Write out each line of the material below once more, exactly as it appears.
+++++
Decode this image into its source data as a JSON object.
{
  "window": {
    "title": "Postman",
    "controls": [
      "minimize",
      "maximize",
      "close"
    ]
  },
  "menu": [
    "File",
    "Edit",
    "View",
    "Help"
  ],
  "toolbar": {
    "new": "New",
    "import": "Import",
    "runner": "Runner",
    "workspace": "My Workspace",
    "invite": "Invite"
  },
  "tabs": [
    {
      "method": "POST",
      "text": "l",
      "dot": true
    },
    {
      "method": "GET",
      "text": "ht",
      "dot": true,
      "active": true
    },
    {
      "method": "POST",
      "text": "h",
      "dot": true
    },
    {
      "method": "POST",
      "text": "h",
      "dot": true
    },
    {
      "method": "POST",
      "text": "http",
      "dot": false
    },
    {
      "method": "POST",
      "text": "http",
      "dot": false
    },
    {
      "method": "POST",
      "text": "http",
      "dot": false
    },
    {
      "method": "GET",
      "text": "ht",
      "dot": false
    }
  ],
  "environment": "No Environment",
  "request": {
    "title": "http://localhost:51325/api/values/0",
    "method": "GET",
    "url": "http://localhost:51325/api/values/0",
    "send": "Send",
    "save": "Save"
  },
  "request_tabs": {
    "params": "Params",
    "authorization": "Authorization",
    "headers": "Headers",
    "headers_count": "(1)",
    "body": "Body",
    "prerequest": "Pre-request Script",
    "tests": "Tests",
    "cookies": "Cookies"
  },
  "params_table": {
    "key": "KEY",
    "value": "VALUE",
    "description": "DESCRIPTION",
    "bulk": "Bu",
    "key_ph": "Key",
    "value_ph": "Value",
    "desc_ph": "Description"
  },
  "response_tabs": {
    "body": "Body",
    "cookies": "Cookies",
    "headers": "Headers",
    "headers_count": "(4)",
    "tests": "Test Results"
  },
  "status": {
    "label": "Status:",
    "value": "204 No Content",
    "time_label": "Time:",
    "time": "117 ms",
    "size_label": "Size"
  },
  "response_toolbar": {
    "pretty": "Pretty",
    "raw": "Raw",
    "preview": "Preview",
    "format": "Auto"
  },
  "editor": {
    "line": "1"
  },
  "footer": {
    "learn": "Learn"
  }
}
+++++
- _Solution_:
Decode this image into its source data as a JSON object.
{
  "window": {
    "title": "Postman",
    "controls": [
      "minimize",
      "maximize",
      "close"
    ]
  },
  "menu": [
    "File",
    "Edit",
    "View",
    "Help"
  ],
  "toolbar": {
    "new": "New",
    "import": "Import",
    "runner": "Runner",
    "workspace": "My Workspace",
    "invite": "Invite"
  },
  "tabs": [
    {
      "method": "POST",
      "text": "l",
      "dot": true
    },
    {
      "method": "GET",
      "text": "ht",
      "dot": true,
      "active": true
    },
    {
      "method": "POST",
      "text": "h",
      "dot": true
    },
    {
      "method": "POST",
      "text": "h",
      "dot": true
    },
    {
      "method": "POST",
      "text": "http",
      "dot": false
    },
    {
      "method": "POST",
      "text": "http",
      "dot": false
    },
    {
      "method": "POST",
      "text": "http",
      "dot": false
    },
    {
      "method": "GET",
      "text": "ht",
      "dot": false
    }
  ],
  "environment": "No Environment",
  "request": {
    "title": "http://localhost:51325/api/values/0",
    "method": "GET",
    "url": "http://localhost:51325/api/values/0",
    "send": "Send",
    "save": "Save"
  },
  "request_tabs": {
    "params": "Params",
    "authorization": "Authorization",
    "headers": "Headers",
    "headers_count": "(1)",
    "body": "Body",
    "prerequest": "Pre-request Script",
    "tests": "Tests",
    "cookies": "Cookies"
  },
  "params_table": {
    "key": "KEY",
    "value": "VALUE",
    "description": "DESCRIPTION",
    "bulk": "Bu",
    "key_ph": "Key",
    "value_ph": "Value",
    "desc_ph": "Description"
  },
  "response_tabs": {
    "body": "Body",
    "cookies": "Cookies",
    "headers": "Headers",
    "headers_count": "(4)",
    "tests": "Test Results"
  },
  "status": {
    "label": "Status:",
    "value": "204 No Content",
    "time_label": "Time:",
    "time": "117 ms",
    "size_label": "Size"
  },
  "response_toolbar": {
    "pretty": "Pretty",
    "raw": "Raw",
    "preview": "Preview",
    "format": "Auto"
  },
  "editor": {
    "line": "1"
  },
  "footer": {
    "learn": "Learn"
  }
}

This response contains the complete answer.